On Wednesday 27th September 2017, the innovative Surf ‘n’ Turf hydrogen community energy project was officially launched in Orkney by the Scottish Government’s Business, Innovation & Energy Minister, Paul Wheelhouse.
Scottish Government Minister for Business, Innovation and Energy, Paul Wheelhouse, stated “Hydrogen itself and hydrogen fuel cells both have huge potential in Scotland’s low-carbon energy system and we have already supported a number of world-leading hydrogen demonstration projects.
We will continue to support innovation in suitable hydrogen initiatives and explore the practicalities of using hydrogen as a zero carbon substitute fuel for the heating of homes and businesses in Scotland and in transport.
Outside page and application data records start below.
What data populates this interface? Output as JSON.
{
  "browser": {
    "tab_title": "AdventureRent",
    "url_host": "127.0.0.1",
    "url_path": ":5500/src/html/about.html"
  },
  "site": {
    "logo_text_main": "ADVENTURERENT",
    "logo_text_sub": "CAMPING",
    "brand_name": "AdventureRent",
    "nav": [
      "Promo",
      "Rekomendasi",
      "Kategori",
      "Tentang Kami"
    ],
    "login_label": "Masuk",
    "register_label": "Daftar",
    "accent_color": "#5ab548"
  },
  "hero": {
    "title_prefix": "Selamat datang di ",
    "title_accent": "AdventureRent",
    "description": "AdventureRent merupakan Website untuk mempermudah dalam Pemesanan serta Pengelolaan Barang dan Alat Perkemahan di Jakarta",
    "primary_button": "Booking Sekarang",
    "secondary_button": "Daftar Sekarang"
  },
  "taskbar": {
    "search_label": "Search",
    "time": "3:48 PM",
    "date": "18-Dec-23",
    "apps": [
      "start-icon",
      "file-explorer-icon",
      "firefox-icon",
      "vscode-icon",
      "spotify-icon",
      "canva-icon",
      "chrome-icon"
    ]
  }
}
Hydrogen energy technologies are in the early stages of development in Scotland but there is growing global awareness of their potential in the decarbonisation of heat, industry and transport. We are actively considering what role hydrogen can play in Scotland’s future energy system as part of the Scottish Energy Strategy, and projects like Surf ‘n’ Turf have a very important role to play in informing that work.”
The “Surf ’n’ Turf” project is led by Community Energy Scotland, in collaboration with the European Marine Energy Centre (EMEC), Orkney Islands Council, Eday Renewable Energy and ITM Power. The project has received £1.3m (€1.5m) of Scottish government funding through the CARES programme and Local Energy Challenge Fund.
Mark Hull, Community Energy Scotland’s Head of Innovation said: “We never forget why we took on this challenge: we want community energy to work so that local people benefit directly from their renewable energy.
This hydrogen pilot has been the best opportunity for Eday due to their location, type of grid limitations, its fantastic energy resource and the chance to power the local ferries with Orkney’s own fuel. We are proud, together with the community and partners, to have cleared the hurdles and reached this milestone.”
Orkney is an archipelago off the north-eastern coast of Scotland. There is a plentiful amount of natural resources (wave, tidal, wind and solar), which allows for the electricity to be generated locally from renewable resources. On many occasions the generated electricity is more than what is needed by the local population and the surplus is exported to the UK National Grid. In some instances, a problem arises with an over-production of green electricity, as the grid connection in Orkney is not large enough to support the export of all that is produced. This results in curtailment of the production of green electricity and clean energy being unharnessed.
Eday Island hosts the tidal site of the European Marine Energy Centre (EMEC) and has around 200 residents, which own collectively 900kW wind turbine through Eday Renewable Energy. Both Eday’s wind turbine and EMEC’s tidal turbines are susceptible to curtailment because of the non-firm grid connection.
Andy Stennett, Managing Director of Eday Renewable Energy Ltd said: “The ERE team is proud to be part of such an innovative pilot. We expect to reclaim electricity that was previously lost, meaning more revenue, and more money we can pass to our community.”
Surf ‘n’ Turf provides Eday’s community-owned wind turbine and EMEC with equipment to convert and store the surplus energy as hydrogen. The fuel cell (75kW) was the final piece of the hydrogen project and it was delivered and install by Arcola Energy in collaboration with German Proton Motor. The hydrogen is compressed by EMEC’s electrolyser, stored and transported to Kirkwall for off-site use, where the fuel cell will convert it back into electricity for use by the inter-island ferries while berthed at the pier. EMCE produced the world’s first tidal-powered hydrogen in August this year.
James Stockan, Leader of Orkney Islands Council, said: “This is all about turning a problem into an opportunity – a home-grown solution to the difficulties grid restraints cause for a community with abundant renewable energy resources.
The result is a world-leading project that rightly is attracting international interest. I am confident that this will be the first of many pioneering ways our community will find to utilise hydrogen produced using Orkney’s natural resources.”